Chinese tech group Tencent reported its slowest ever revenue growth after being hit by a Chinese crackdown on tech companies and tough Covid-19 restrictions.
The company’s revenue was largely flat in the three months to March, while its net profit fell 51% to Rmb23 billion ($3.4 billion) from a year ago, without analysts’ estimates.
Tencent’s results come a day after China’s top economics official met with dozens of executives and industry experts, pledging to ‘support’ tech companies amid a deepening economic crisis . Tencent said this was encouraging, but it would take time to translate into concrete action.

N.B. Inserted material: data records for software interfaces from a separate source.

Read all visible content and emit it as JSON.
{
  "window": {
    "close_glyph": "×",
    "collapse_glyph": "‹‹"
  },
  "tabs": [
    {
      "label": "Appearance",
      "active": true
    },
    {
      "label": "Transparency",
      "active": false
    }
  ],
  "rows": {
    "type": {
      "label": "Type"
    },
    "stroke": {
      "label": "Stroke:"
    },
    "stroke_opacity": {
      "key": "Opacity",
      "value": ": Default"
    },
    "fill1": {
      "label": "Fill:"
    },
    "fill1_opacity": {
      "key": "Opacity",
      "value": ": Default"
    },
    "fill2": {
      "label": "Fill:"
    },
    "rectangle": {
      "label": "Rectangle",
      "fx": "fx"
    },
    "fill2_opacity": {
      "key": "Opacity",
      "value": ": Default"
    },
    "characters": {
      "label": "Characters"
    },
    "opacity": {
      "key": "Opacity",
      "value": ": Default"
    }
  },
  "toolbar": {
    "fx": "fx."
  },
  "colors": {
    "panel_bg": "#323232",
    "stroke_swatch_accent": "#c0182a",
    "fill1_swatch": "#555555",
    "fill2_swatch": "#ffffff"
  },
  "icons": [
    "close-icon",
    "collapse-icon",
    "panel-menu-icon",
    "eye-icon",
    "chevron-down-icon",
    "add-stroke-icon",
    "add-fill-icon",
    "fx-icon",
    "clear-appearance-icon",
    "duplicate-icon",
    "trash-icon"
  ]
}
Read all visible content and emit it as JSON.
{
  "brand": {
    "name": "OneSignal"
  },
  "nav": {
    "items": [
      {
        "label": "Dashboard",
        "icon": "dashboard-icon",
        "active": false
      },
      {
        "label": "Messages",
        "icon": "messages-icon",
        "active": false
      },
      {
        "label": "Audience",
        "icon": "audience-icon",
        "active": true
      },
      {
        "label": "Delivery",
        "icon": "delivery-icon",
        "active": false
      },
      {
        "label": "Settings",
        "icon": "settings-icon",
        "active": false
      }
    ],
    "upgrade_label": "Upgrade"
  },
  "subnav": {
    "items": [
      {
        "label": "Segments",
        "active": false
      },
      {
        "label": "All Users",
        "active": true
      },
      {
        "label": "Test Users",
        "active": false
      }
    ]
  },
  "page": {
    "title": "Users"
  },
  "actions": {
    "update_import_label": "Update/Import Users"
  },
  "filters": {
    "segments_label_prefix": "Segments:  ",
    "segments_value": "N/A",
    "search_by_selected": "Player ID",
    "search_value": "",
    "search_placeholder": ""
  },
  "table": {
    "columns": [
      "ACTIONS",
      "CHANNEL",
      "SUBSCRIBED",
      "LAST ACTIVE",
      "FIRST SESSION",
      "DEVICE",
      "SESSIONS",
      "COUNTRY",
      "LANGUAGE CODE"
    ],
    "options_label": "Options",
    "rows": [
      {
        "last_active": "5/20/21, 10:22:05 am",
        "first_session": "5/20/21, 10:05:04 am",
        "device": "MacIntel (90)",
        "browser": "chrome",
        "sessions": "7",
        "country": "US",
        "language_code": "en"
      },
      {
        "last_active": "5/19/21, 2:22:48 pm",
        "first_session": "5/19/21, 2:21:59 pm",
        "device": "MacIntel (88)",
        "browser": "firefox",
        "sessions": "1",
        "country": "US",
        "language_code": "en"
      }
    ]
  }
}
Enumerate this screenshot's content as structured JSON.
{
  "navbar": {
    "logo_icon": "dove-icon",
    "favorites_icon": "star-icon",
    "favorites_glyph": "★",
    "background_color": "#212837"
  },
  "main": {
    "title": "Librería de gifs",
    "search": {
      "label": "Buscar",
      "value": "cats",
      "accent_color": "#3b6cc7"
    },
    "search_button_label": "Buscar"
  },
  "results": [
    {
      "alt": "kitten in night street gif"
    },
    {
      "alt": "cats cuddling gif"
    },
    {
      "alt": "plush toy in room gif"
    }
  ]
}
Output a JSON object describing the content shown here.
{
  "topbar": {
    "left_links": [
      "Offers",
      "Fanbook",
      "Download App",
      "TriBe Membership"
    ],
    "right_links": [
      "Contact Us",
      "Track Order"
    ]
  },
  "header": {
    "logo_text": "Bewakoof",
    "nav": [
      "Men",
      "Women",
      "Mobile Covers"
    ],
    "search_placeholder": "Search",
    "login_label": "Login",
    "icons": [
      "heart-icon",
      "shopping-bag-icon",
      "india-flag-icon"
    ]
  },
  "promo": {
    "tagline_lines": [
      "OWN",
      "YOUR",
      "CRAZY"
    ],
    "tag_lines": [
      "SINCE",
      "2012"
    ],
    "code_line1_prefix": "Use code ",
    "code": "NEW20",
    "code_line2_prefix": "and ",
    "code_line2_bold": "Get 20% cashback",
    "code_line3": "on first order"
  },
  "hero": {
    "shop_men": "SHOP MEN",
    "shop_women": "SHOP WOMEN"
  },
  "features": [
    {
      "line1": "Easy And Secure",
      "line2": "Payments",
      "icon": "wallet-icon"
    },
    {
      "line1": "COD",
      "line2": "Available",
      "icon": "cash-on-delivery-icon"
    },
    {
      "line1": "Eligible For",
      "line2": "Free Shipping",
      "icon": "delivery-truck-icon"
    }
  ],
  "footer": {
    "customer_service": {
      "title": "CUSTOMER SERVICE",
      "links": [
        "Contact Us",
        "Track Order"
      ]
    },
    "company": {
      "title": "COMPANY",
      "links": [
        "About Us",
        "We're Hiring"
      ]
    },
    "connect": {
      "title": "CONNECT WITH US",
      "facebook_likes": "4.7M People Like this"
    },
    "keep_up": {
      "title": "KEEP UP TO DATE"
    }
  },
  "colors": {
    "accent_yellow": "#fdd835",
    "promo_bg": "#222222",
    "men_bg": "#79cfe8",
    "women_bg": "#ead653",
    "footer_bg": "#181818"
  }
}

“From the highest level, clear support signals are being emitted [for “platform economy” companies like Tencent]”, said Martin Lau, president of Tencent, during an earnings call. “For this to translate into a real impact on our business, there is going to be a time lag.
While Shanghai’s lockdown didn’t officially begin until late March, Tencent said on Wednesday its fintech revenue began to feel the impact of the restrictions from mid-March.
James Mitchell, the company’s chief strategy officer, said the effect was particularly acute because many companies’ headquarters were in Shanghai, where advertising budget decisions were made. “Covid is hurting consumption, which doesn’t help,” he added. “We are not exempt from it.”
“Tencent and Alibaba are good weather stocks for China’s new economy and that reflects dire consumer and business confidence,” said 86Research analyst Charlie Chai.
Tencent, China’s most valuable company, said revenue from domestic games, an important segment for the group, fell 1% to Rmb33 billion from a year ago, while revenue from online advertising fell 18% to Rmb 18 billion.
“Online advertising revenue has declined. . . reflecting weak demand from advertiser categories including education, internet services and e-commerce,” Tencent said.
The company blamed the “direct and indirect effects” of the government’s decision last year to limit children to around three hours of play per week for the impact on national gaming revenue. Executives said that while game approvals have restarted, they expect the pace of approvals to continue to slow.
As it faces regulatory challenges closer to home, Tencent has sought to expand overseas over the past year and increased its investments in overseas start-ups.
But the company said it saw disappointing revenue from some of its international games such as PUBG Mobile, with global gaming revenue down 20% in the quarter to Rmb10.6 billion.
The value of the company’s investments in listed companies also fell to Rmb606 billion as of March 31 from Rmb982.8 billion at the end of last year. In January, the group sold a $3 billion stake in Singapore-based Sea. Mitchell said rising global interest rates posed risks to some of his investments in high-growth companies and he was managing that by accelerating the pace of divestments.
Bo Pei, technology analyst at US Tiger Securities, said Tencent missed revenue and profit estimates for the quarter, mainly due to economic weakness and pandemic shutdowns in China.
“Given that shutdowns began in mid-March and are still in place in some cities, including Shanghai, Tencent’s outlook for the second quarter is even more challenging,” he added.